Baldwin will be a player to watch, too, as he looks to get back on the field and show what he can do after suffering a knee injury at the end of his high school career. While Baldwin isn’t likely to contend for the starting job as a true freshman – and likely will redshirt his first season as a Buckeye – this spring will nonetheless be a potential opportunity for him to show what he can do and possibly impress his coaches enough to set him up to compete for the starting job the next time it opens up.
While many Buckeye fans are ready to anoint Haskins as the quarterback who can lead Ohio State back to a national championship, it shouldn’t be assumed that he has already won the job.
Meyer and Wilson have both insisted that Burrow was neck-and-neck with Haskins in the competition to be Ohio State’s primary backup quarterback last season before he got injured, and he will certainly be given a legitimate shot to compete for the job this spring. Martell, meanwhile, impressed Ohio State’s coaches enough last season that Wilson said the Buckeyes considered burning his redshirt – before ultimately sticking with Haskins – when Barrett left the Michigan game with a knee injury, so Martell should also have a real shot to seize the starting job away from the older quarterbacks.
Haskins certainly had the look of a future star when he led the Buckeyes to a comeback victory in Ann Arbor, and should be the frontrunner to start at quarterback going into spring simply because he played the most last season. If anyone beats him out, or convinces the coaching staff to implement a package for a second quarterback, it could be Martell, given Meyer’s affinity for running quarterbacks and his potential to be a true game-changer in that facet. Yet Burrow might have the most well-rounded skill set and system knowledge of any quarterback on the roster, so he certainly shouldn’t be counted out.

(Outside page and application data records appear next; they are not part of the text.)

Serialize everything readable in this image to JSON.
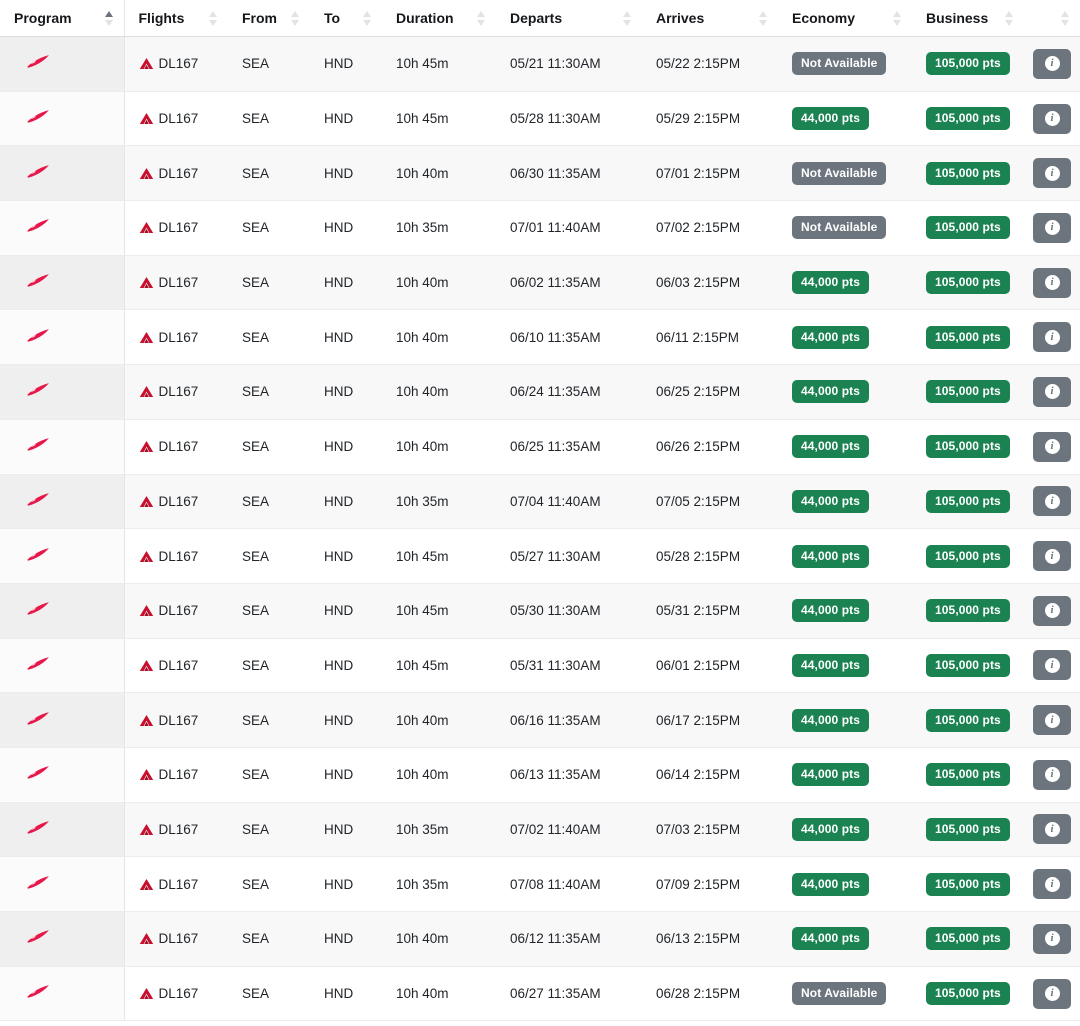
{
  "table": {
    "columns": [
      {
        "key": "program",
        "label": "Program",
        "sort": "asc",
        "sortable": true
      },
      {
        "key": "flights",
        "label": "Flights",
        "sort": "none",
        "sortable": true
      },
      {
        "key": "from",
        "label": "From",
        "sort": "none",
        "sortable": true
      },
      {
        "key": "to",
        "label": "To",
        "sort": "none",
        "sortable": true
      },
      {
        "key": "duration",
        "label": "Duration",
        "sort": "none",
        "sortable": true
      },
      {
        "key": "departs",
        "label": "Departs",
        "sort": "none",
        "sortable": true
      },
      {
        "key": "arrives",
        "label": "Arrives",
        "sort": "none",
        "sortable": true
      },
      {
        "key": "economy",
        "label": "Economy",
        "sort": "none",
        "sortable": true
      },
      {
        "key": "business",
        "label": "Business",
        "sort": "none",
        "sortable": true
      },
      {
        "key": "actions",
        "label": "",
        "sort": "none",
        "sortable": true
      }
    ],
    "icons": {
      "program_logo": "virgin-atlantic-logo-icon",
      "airline_logo": "delta-triangle-icon",
      "sort": "sort-arrows-icon",
      "info": "info-circle-icon"
    },
    "colors": {
      "points_badge": "#1b8352",
      "unavailable_badge": "#6c757d",
      "info_button": "#6c757d",
      "airline_red": "#c8102e",
      "program_red": "#e8174a",
      "row_stripe": "#f8f8f9",
      "sort_active": "#6c737c",
      "sort_inactive": "#e3e3e5"
    },
    "labels": {
      "not_available": "Not Available",
      "info_button_glyph": "i"
    },
    "rows": [
      {
        "flight": "DL167",
        "from": "SEA",
        "to": "HND",
        "duration": "10h 45m",
        "departs": "05/21 11:30AM",
        "arrives": "05/22 2:15PM",
        "economy": "Not Available",
        "economy_available": false,
        "business": "105,000 pts",
        "business_available": true
      },
      {
        "flight": "DL167",
        "from": "SEA",
        "to": "HND",
        "duration": "10h 45m",
        "departs": "05/28 11:30AM",
        "arrives": "05/29 2:15PM",
        "economy": "44,000 pts",
        "economy_available": true,
        "business": "105,000 pts",
        "business_available": true
      },
      {
        "flight": "DL167",
        "from": "SEA",
        "to": "HND",
        "duration": "10h 40m",
        "departs": "06/30 11:35AM",
        "arrives": "07/01 2:15PM",
        "economy": "Not Available",
        "economy_available": false,
        "business": "105,000 pts",
        "business_available": true
      },
      {
        "flight": "DL167",
        "from": "SEA",
        "to": "HND",
        "duration": "10h 35m",
        "departs": "07/01 11:40AM",
        "arrives": "07/02 2:15PM",
        "economy": "Not Available",
        "economy_available": false,
        "business": "105,000 pts",
        "business_available": true
      },
      {
        "flight": "DL167",
        "from": "SEA",
        "to": "HND",
        "duration": "10h 40m",
        "departs": "06/02 11:35AM",
        "arrives": "06/03 2:15PM",
        "economy": "44,000 pts",
        "economy_available": true,
        "business": "105,000 pts",
        "business_available": true
      },
      {
        "flight": "DL167",
        "from": "SEA",
        "to": "HND",
        "duration": "10h 40m",
        "departs": "06/10 11:35AM",
        "arrives": "06/11 2:15PM",
        "economy": "44,000 pts",
        "economy_available": true,
        "business": "105,000 pts",
        "business_available": true
      },
      {
        "flight": "DL167",
        "from": "SEA",
        "to": "HND",
        "duration": "10h 40m",
        "departs": "06/24 11:35AM",
        "arrives": "06/25 2:15PM",
        "economy": "44,000 pts",
        "economy_available": true,
        "business": "105,000 pts",
        "business_available": true
      },
      {
        "flight": "DL167",
        "from": "SEA",
        "to": "HND",
        "duration": "10h 40m",
        "departs": "06/25 11:35AM",
        "arrives": "06/26 2:15PM",
        "economy": "44,000 pts",
        "economy_available": true,
        "business": "105,000 pts",
        "business_available": true
      },
      {
        "flight": "DL167",
        "from": "SEA",
        "to": "HND",
        "duration": "10h 35m",
        "departs": "07/04 11:40AM",
        "arrives": "07/05 2:15PM",
        "economy": "44,000 pts",
        "economy_available": true,
        "business": "105,000 pts",
        "business_available": true
      },
      {
        "flight": "DL167",
        "from": "SEA",
        "to": "HND",
        "duration": "10h 45m",
        "departs": "05/27 11:30AM",
        "arrives": "05/28 2:15PM",
        "economy": "44,000 pts",
        "economy_available": true,
        "business": "105,000 pts",
        "business_available": true
      },
      {
        "flight": "DL167",
        "from": "SEA",
        "to": "HND",
        "duration": "10h 45m",
        "departs": "05/30 11:30AM",
        "arrives": "05/31 2:15PM",
        "economy": "44,000 pts",
        "economy_available": true,
        "business": "105,000 pts",
        "business_available": true
      },
      {
        "flight": "DL167",
        "from": "SEA",
        "to": "HND",
        "duration": "10h 45m",
        "departs": "05/31 11:30AM",
        "arrives": "06/01 2:15PM",
        "economy": "44,000 pts",
        "economy_available": true,
        "business": "105,000 pts",
        "business_available": true
      },
      {
        "flight": "DL167",
        "from": "SEA",
        "to": "HND",
        "duration": "10h 40m",
        "departs": "06/16 11:35AM",
        "arrives": "06/17 2:15PM",
        "economy": "44,000 pts",
        "economy_available": true,
        "business": "105,000 pts",
        "business_available": true
      },
      {
        "flight": "DL167",
        "from": "SEA",
        "to": "HND",
        "duration": "10h 40m",
        "departs": "06/13 11:35AM",
        "arrives": "06/14 2:15PM",
        "economy": "44,000 pts",
        "economy_available": true,
        "business": "105,000 pts",
        "business_available": true
      },
      {
        "flight": "DL167",
        "from": "SEA",
        "to": "HND",
        "duration": "10h 35m",
        "departs": "07/02 11:40AM",
        "arrives": "07/03 2:15PM",
        "economy": "44,000 pts",
        "economy_available": true,
        "business": "105,000 pts",
        "business_available": true
      },
      {
        "flight": "DL167",
        "from": "SEA",
        "to": "HND",
        "duration": "10h 35m",
        "departs": "07/08 11:40AM",
        "arrives": "07/09 2:15PM",
        "economy": "44,000 pts",
        "economy_available": true,
        "business": "105,000 pts",
        "business_available": true
      },
      {
        "flight": "DL167",
        "from": "SEA",
        "to": "HND",
        "duration": "10h 40m",
        "departs": "06/12 11:35AM",
        "arrives": "06/13 2:15PM",
        "economy": "44,000 pts",
        "economy_available": true,
        "business": "105,000 pts",
        "business_available": true
      },
      {
        "flight": "DL167",
        "from": "SEA",
        "to": "HND",
        "duration": "10h 40m",
        "departs": "06/27 11:35AM",
        "arrives": "06/28 2:15PM",
        "economy": "Not Available",
        "economy_available": false,
        "business": "105,000 pts",
        "business_available": true
      }
    ]
  }
}
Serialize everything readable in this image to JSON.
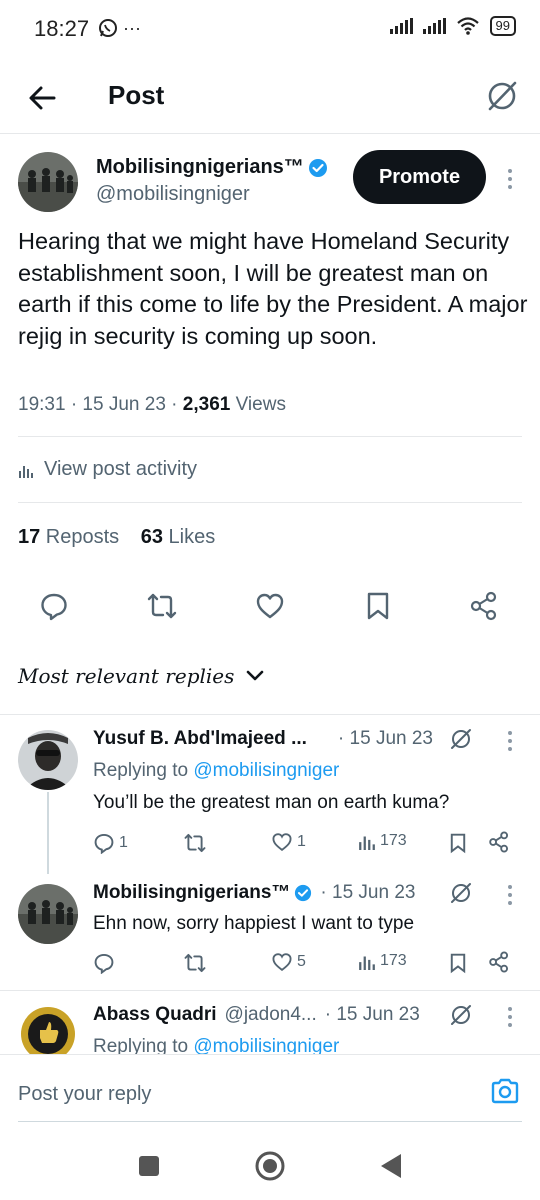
{
  "status_bar": {
    "time": "18:27",
    "extra": "···",
    "battery": "99"
  },
  "header": {
    "title": "Post"
  },
  "post": {
    "author_name": "Mobilisingnigerians™",
    "handle": "@mobilisingniger",
    "promote_label": "Promote",
    "text": "Hearing that we might have Homeland Security establishment soon, I will be greatest man on earth if this come to life by the President. A major rejig in security is coming up soon.",
    "time": "19:31 · 15 Jun 23 · ",
    "views_count": "2,361",
    "views_label": " Views",
    "activity_label": "View post activity",
    "reposts_count": "17",
    "reposts_label": " Reposts",
    "likes_count": "63",
    "likes_label": " Likes"
  },
  "replies_sort": "Most relevant replies",
  "replies": [
    {
      "name": "Yusuf B. Abd'lmajeed ...",
      "date": "· 15 Jun 23",
      "replying_prefix": "Replying to ",
      "replying_to": "@mobilisingniger",
      "text": "You’ll be the greatest man on earth kuma?",
      "replies": "1",
      "reposts": "",
      "likes": "1",
      "views": "173"
    },
    {
      "name": "Mobilisingnigerians™",
      "date": "· 15 Jun 23",
      "text": "Ehn now, sorry happiest I want to type",
      "replies": "",
      "reposts": "",
      "likes": "5",
      "views": "173"
    },
    {
      "name": "Abass Quadri",
      "handle": "@jadon4...",
      "date": "· 15 Jun 23",
      "replying_prefix": "Replying to ",
      "replying_to": "@mobilisingniger"
    }
  ],
  "compose": {
    "placeholder": "Post your reply"
  },
  "colors": {
    "accent": "#1d9bf0",
    "text": "#0f1419",
    "muted": "#536471",
    "divider": "#e6e8ea"
  }
}
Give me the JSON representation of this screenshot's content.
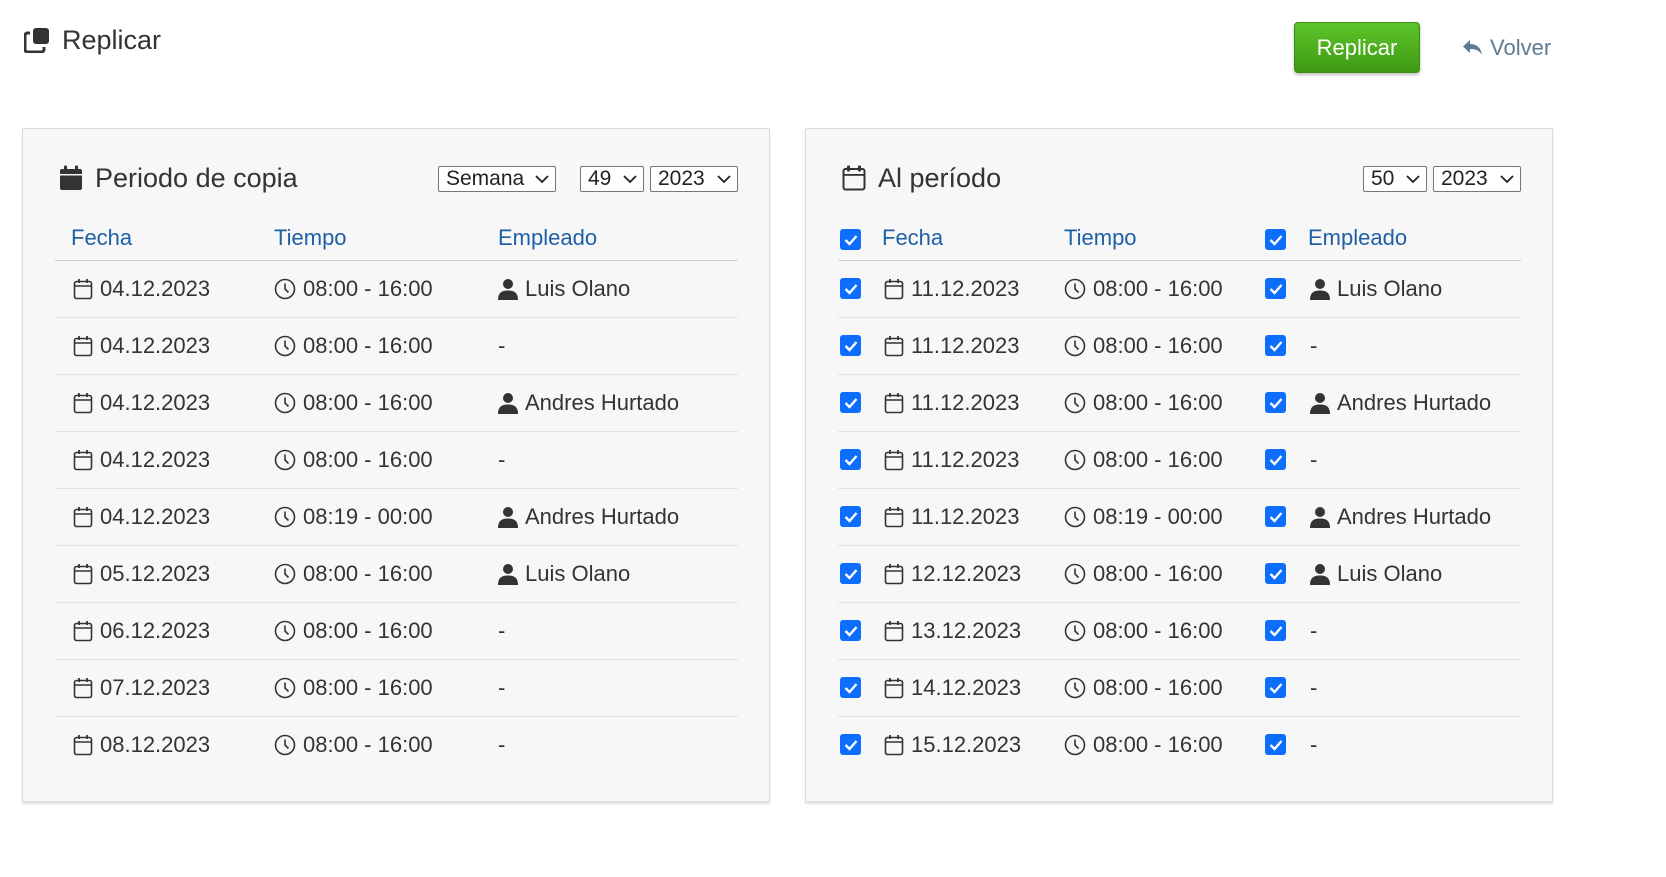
{
  "header": {
    "title": "Replicar",
    "icon": "copy-icon"
  },
  "actions": {
    "replicar_label": "Replicar",
    "volver_label": "Volver"
  },
  "colors": {
    "accent_green": "#4fb01e",
    "link_blue": "#1f5fa6",
    "checkbox_blue": "#0d6efd",
    "volver_gray": "#5f7a92"
  },
  "source": {
    "title": "Periodo de copia",
    "period_type": "Semana",
    "week": "49",
    "year": "2023",
    "columns": {
      "date": "Fecha",
      "time": "Tiempo",
      "employee": "Empleado"
    },
    "rows": [
      {
        "date": "04.12.2023",
        "time": "08:00 - 16:00",
        "employee": "Luis Olano"
      },
      {
        "date": "04.12.2023",
        "time": "08:00 - 16:00",
        "employee": "-"
      },
      {
        "date": "04.12.2023",
        "time": "08:00 - 16:00",
        "employee": "Andres Hurtado"
      },
      {
        "date": "04.12.2023",
        "time": "08:00 - 16:00",
        "employee": "-"
      },
      {
        "date": "04.12.2023",
        "time": "08:19 - 00:00",
        "employee": "Andres Hurtado"
      },
      {
        "date": "05.12.2023",
        "time": "08:00 - 16:00",
        "employee": "Luis Olano"
      },
      {
        "date": "06.12.2023",
        "time": "08:00 - 16:00",
        "employee": "-"
      },
      {
        "date": "07.12.2023",
        "time": "08:00 - 16:00",
        "employee": "-"
      },
      {
        "date": "08.12.2023",
        "time": "08:00 - 16:00",
        "employee": "-"
      }
    ]
  },
  "target": {
    "title": "Al período",
    "week": "50",
    "year": "2023",
    "columns": {
      "date": "Fecha",
      "time": "Tiempo",
      "employee": "Empleado"
    },
    "select_all_dates": true,
    "select_all_employees": true,
    "rows": [
      {
        "date": "11.12.2023",
        "time": "08:00 - 16:00",
        "employee": "Luis Olano",
        "date_checked": true,
        "employee_checked": true
      },
      {
        "date": "11.12.2023",
        "time": "08:00 - 16:00",
        "employee": "-",
        "date_checked": true,
        "employee_checked": true
      },
      {
        "date": "11.12.2023",
        "time": "08:00 - 16:00",
        "employee": "Andres Hurtado",
        "date_checked": true,
        "employee_checked": true
      },
      {
        "date": "11.12.2023",
        "time": "08:00 - 16:00",
        "employee": "-",
        "date_checked": true,
        "employee_checked": true
      },
      {
        "date": "11.12.2023",
        "time": "08:19 - 00:00",
        "employee": "Andres Hurtado",
        "date_checked": true,
        "employee_checked": true
      },
      {
        "date": "12.12.2023",
        "time": "08:00 - 16:00",
        "employee": "Luis Olano",
        "date_checked": true,
        "employee_checked": true
      },
      {
        "date": "13.12.2023",
        "time": "08:00 - 16:00",
        "employee": "-",
        "date_checked": true,
        "employee_checked": true
      },
      {
        "date": "14.12.2023",
        "time": "08:00 - 16:00",
        "employee": "-",
        "date_checked": true,
        "employee_checked": true
      },
      {
        "date": "15.12.2023",
        "time": "08:00 - 16:00",
        "employee": "-",
        "date_checked": true,
        "employee_checked": true
      }
    ]
  }
}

Projected Depth Chart
1. Dwayne Haskins
2. Tate Martell
3. Joe Burrow